Of course, as my income reports say, I make most of my income writing. That is also a major focal point of my new homepage. Where I can, I also updated my social media accounts to use Eric Rosenberg as a primary user name. Personal Profitability has some of its own accounts and pages as well, but now I have a unified brand across the web everywhere I operate.
Learning from Great Examples
I didn’t come up with the idea of unifying my online brand under ericrosenberg.com in a vacuum. I have drawn on the influence of many other online entrepreneurs I look up to in the pursuit of online profitability.
On one side of the spectrum are business owners like Darren Rowse, Ramit Sethi, and Pat Flynn. Those three each run sites under the brands Problogger, I Will Teach You to Be Rich, and Smart Passive Income respectively. I know that both Ramit and Pat have said that they would have picked a different name in the beginning, but it has not hindered their amazing successes.
Other entrepreneurs have seen success operating as their own brand. Gary Vaynerchuk, Chris Guillebeau, and Chris Ducker all use theirname.com as their website. Chris Ducker has specifically pointed out that much of his success began when he rebranded with ChrisDucker.com.
I have recently been following the success of my friend Stefanie O’Connell. Stefanie has been a rock star lately branding herself as a Millennial finance expert. Between media appearances on TV shows like Today and news sources like The Wall Street Journal and USA Today, Stefanie has been sharing her story in her book, on her website, and on social media.
Stefanie was a serious part of the inspiration to make the leap from NarrowBridgeMedia.com and invest the money and time to build my own personal brand at EricRosenberg.com.
Laying the Path Forward
So what’s next for Eric? I plan to leverage my new consolidated online presence to build a speaking business in 2017, continue to carry on with my writing, maybe do a little consulting for other online businesses, and keep pressing forward on my newer side hustles, projects like Money Mola and KosherFish.
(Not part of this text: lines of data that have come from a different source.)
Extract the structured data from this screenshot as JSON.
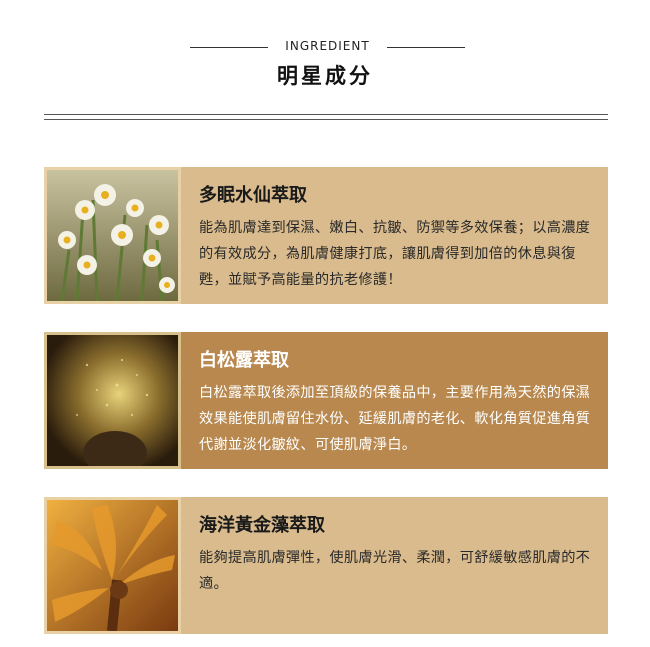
{
  "header": {
    "eyebrow": "INGREDIENT",
    "title": "明星成分"
  },
  "ingredients": [
    {
      "name": "多眠水仙萃取",
      "description": "能為肌膚達到保濕、嫩白、抗皺、防禦等多效保養；以高濃度的有效成分，為肌膚健康打底，讓肌膚得到加倍的休息與復甦，並賦予高能量的抗老修護！",
      "card_color": "#d9bb8d"
    },
    {
      "name": "白松露萃取",
      "description": "白松露萃取後添加至頂級的保養品中，主要作用為天然的保濕效果能使肌膚留住水份、延緩肌膚的老化、軟化角質促進角質代謝並淡化皺紋、可使肌膚淨白。",
      "card_color": "#b9884e"
    },
    {
      "name": "海洋黃金藻萃取",
      "description": "能夠提高肌膚彈性，使肌膚光滑、柔潤，可舒緩敏感肌膚的不適。",
      "card_color": "#d9bb8d"
    }
  ]
}
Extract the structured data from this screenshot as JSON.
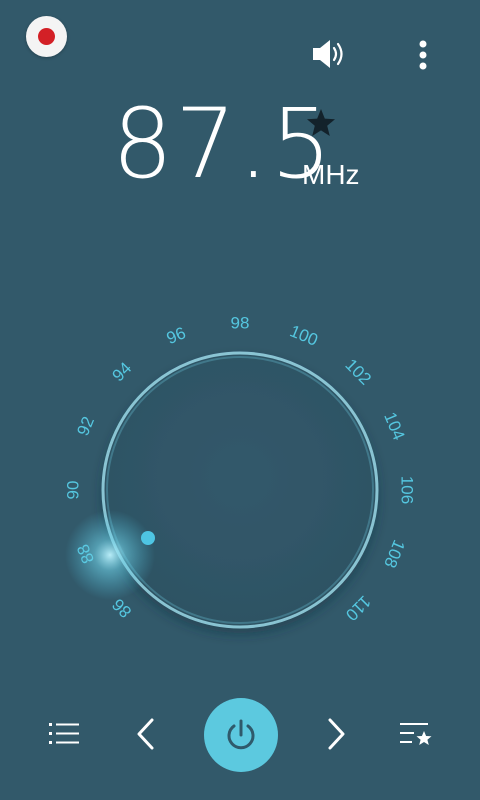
{
  "top_bar": {
    "record_icon": "record-icon",
    "volume_icon": "speaker-icon",
    "more_icon": "more-vert-icon"
  },
  "tuner": {
    "frequency": "87.5",
    "unit": "MHz",
    "favorite_icon": "star-icon",
    "favorite": true
  },
  "dial": {
    "ticks": [
      "86",
      "88",
      "90",
      "92",
      "94",
      "96",
      "98",
      "100",
      "102",
      "104",
      "106",
      "108",
      "110"
    ],
    "current_value": 87.5,
    "colors": {
      "tick_label": "#55c7e0",
      "ring": "#8fd4e4",
      "indicator": "#4ec5e3"
    }
  },
  "bottom_bar": {
    "list_icon": "station-list-icon",
    "prev_icon": "chevron-left-icon",
    "power_icon": "power-icon",
    "next_icon": "chevron-right-icon",
    "favorites_icon": "favorites-list-icon"
  },
  "colors": {
    "background": "#32596a",
    "accent": "#5cc9df",
    "record": "#d32026"
  }
}
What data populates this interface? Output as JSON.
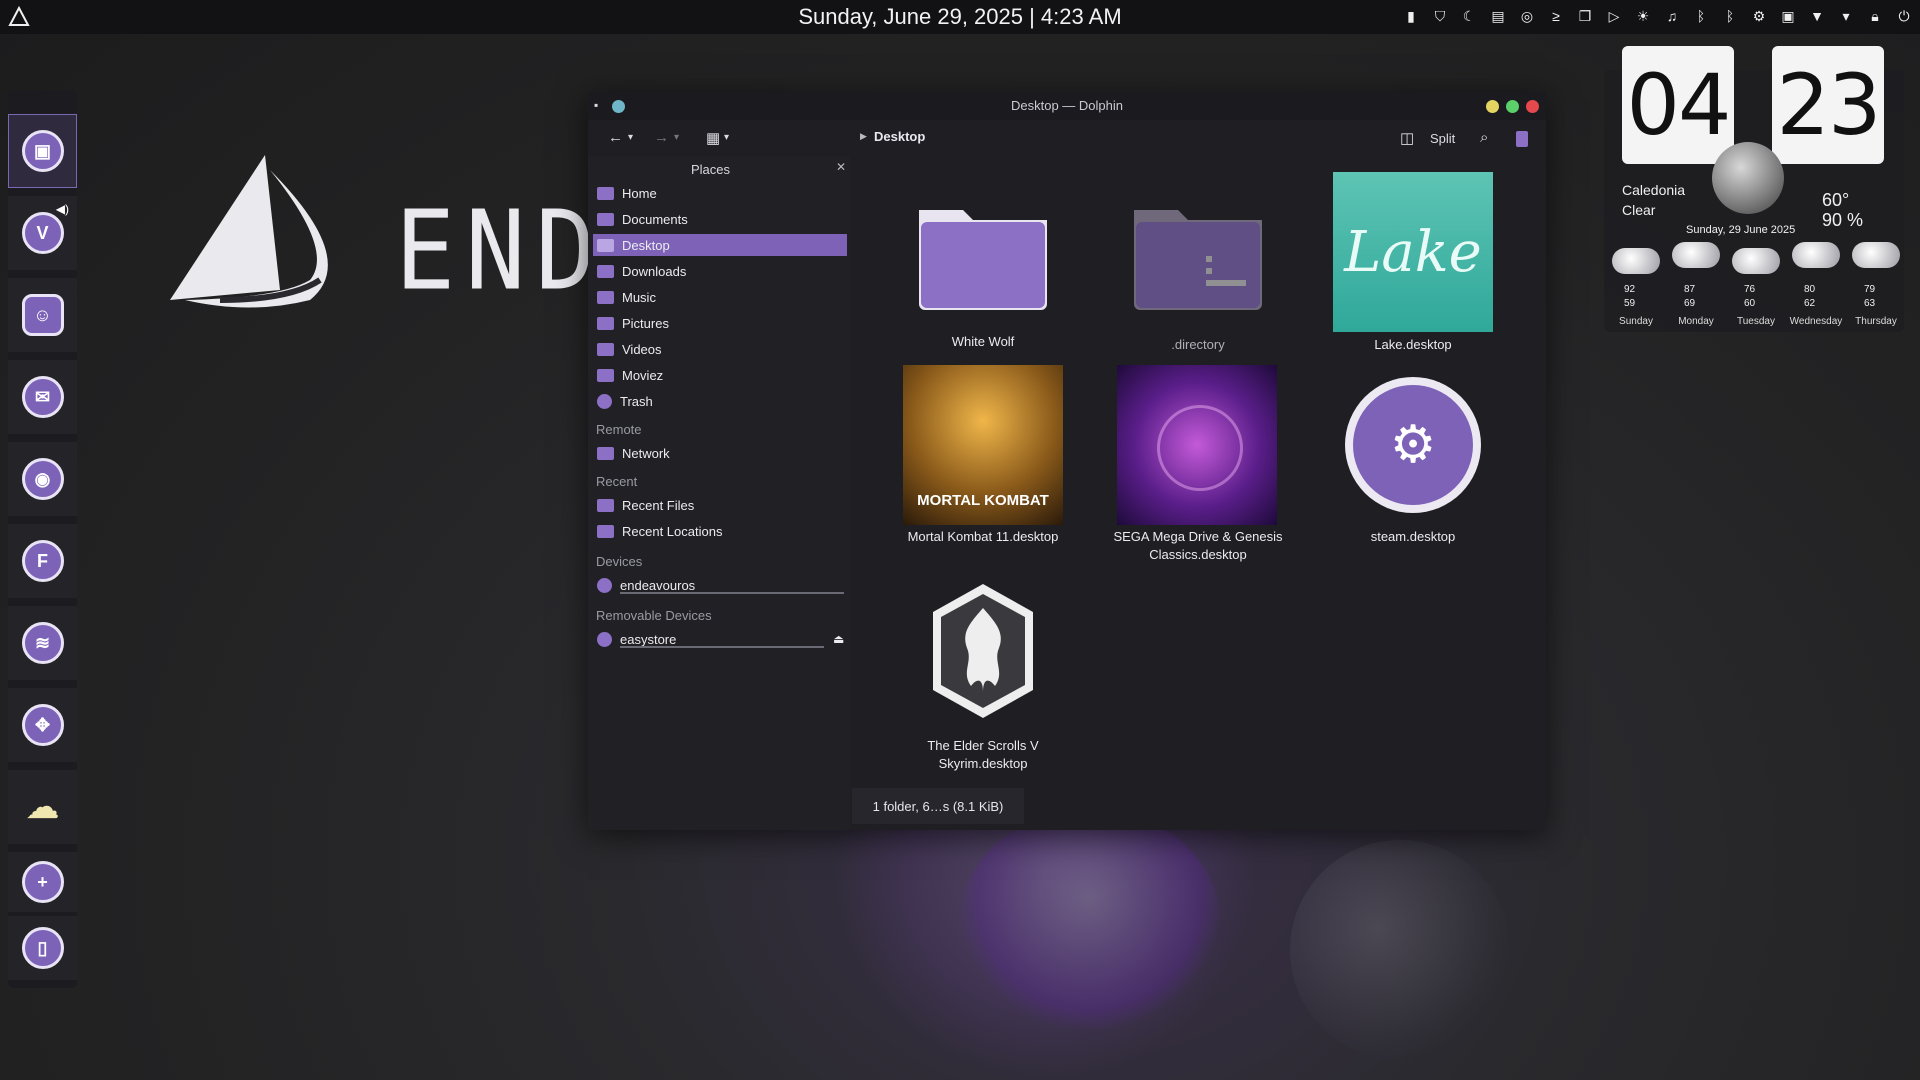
{
  "topbar": {
    "datetime": "Sunday, June 29, 2025 | 4:23 AM",
    "tray_icons": [
      "battery-icon",
      "shield-icon",
      "moon-icon",
      "clipboard-icon",
      "target-icon",
      "terminal-icon",
      "windows-icon",
      "play-icon",
      "brightness-icon",
      "volume-icon",
      "bluetooth-icon",
      "bluetooth-icon",
      "settings-icon",
      "display-icon",
      "wifi-icon",
      "chevron-down-icon",
      "lock-icon",
      "power-icon"
    ]
  },
  "dock": {
    "items": [
      {
        "name": "file-manager",
        "glyph": "▣"
      },
      {
        "name": "vivaldi",
        "glyph": "V"
      },
      {
        "name": "ghost-app",
        "glyph": "☺"
      },
      {
        "name": "mail",
        "glyph": "✉"
      },
      {
        "name": "disk",
        "glyph": "◉"
      },
      {
        "name": "f-app",
        "glyph": "F"
      },
      {
        "name": "spotify",
        "glyph": "≋"
      },
      {
        "name": "games",
        "glyph": "✥"
      },
      {
        "name": "weather",
        "glyph": "☁"
      },
      {
        "name": "add",
        "glyph": "+"
      },
      {
        "name": "trash",
        "glyph": "▯"
      }
    ]
  },
  "wallpaper": {
    "brand_text": "ENDEA"
  },
  "window": {
    "title": "Desktop — Dolphin",
    "breadcrumb": "Desktop",
    "split_label": "Split",
    "places_title": "Places",
    "places": [
      {
        "label": "Home"
      },
      {
        "label": "Documents"
      },
      {
        "label": "Desktop"
      },
      {
        "label": "Downloads"
      },
      {
        "label": "Music"
      },
      {
        "label": "Pictures"
      },
      {
        "label": "Videos"
      },
      {
        "label": "Moviez"
      },
      {
        "label": "Trash"
      }
    ],
    "sections": {
      "remote": "Remote",
      "recent": "Recent",
      "devices": "Devices",
      "removable": "Removable Devices"
    },
    "remote_items": [
      {
        "label": "Network"
      }
    ],
    "recent_items": [
      {
        "label": "Recent Files"
      },
      {
        "label": "Recent Locations"
      }
    ],
    "device_items": [
      {
        "label": "endeavouros"
      }
    ],
    "removable_items": [
      {
        "label": "easystore"
      }
    ],
    "files": [
      {
        "label": "White Wolf"
      },
      {
        "label": ".directory"
      },
      {
        "label": "Lake.desktop"
      },
      {
        "label": "Mortal Kombat 11.desktop"
      },
      {
        "label": "SEGA Mega Drive & Genesis Classics.desktop"
      },
      {
        "label": "steam.desktop"
      },
      {
        "label": "The Elder Scrolls V Skyrim.desktop"
      }
    ],
    "thumb_text": {
      "lake": "Lake",
      "mk": "MORTAL KOMBAT"
    },
    "status": "1 folder, 6…s (8.1 KiB)"
  },
  "clock_widget": {
    "hours": "04",
    "minutes": "23"
  },
  "weather_widget": {
    "location": "Caledonia",
    "condition": "Clear",
    "temp": "60°",
    "humidity": "90 %",
    "date": "Sunday, 29 June 2025",
    "forecast": [
      {
        "day": "Sunday",
        "high": "92",
        "low": "59"
      },
      {
        "day": "Monday",
        "high": "87",
        "low": "69"
      },
      {
        "day": "Tuesday",
        "high": "76",
        "low": "60"
      },
      {
        "day": "Wednesday",
        "high": "80",
        "low": "62"
      },
      {
        "day": "Thursday",
        "high": "79",
        "low": "63"
      }
    ]
  },
  "colors": {
    "accent": "#7e62b8",
    "folder": "#8b70c6"
  }
}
I've already landed my next speaking gig at the TBEX conference in Huntsville, Alabama this May!
For the first time in a long time, I feel like things are going great. I’m working reasonable hours. I’m making a great income. I have time to spend with my family. I have exciting projects in the pipeline. Aside from some minor health issues and wanting to move from my apartment back into a house, I can’t complain!'I don’t need to wait until I’m 65 to enjoy my life, I am already starting.'Click To Tweet
That’s what side hustles and entrepreneurship are all about. It’s about creating a lifestyle that you’re happy with on the day-to-day. I don’t need to wait until I’m 65 to enjoy my life, I am already starting. I hope this site is teaching you to do the same. That’s what Personal Profitability is all about.
Summer is in full swing and I recently passed my three month anniversary as a full-time online freelancer. I have seen some fun, some unexpected, and lots of hard work. Read on to see how the cookie crumbled in June.
British blogger Adam Piplica left his job as a marketing analyst to pursue blogging full-time, but then decided to go back into the full-time working world as a certified financial planner to really make a difference in people's lives. Hear how it all happened in this week's episode.
Jason Vitug started with a traditional career path in Silicon Valley, but walked away from it all to found Phroogal, a website dedicated to answering people's questions about financial literacy. His projects have grown to include an annual Financial Literacy Road Trip and a brand new book. Find out more in this week's episode of the Personal Profitability Podcast.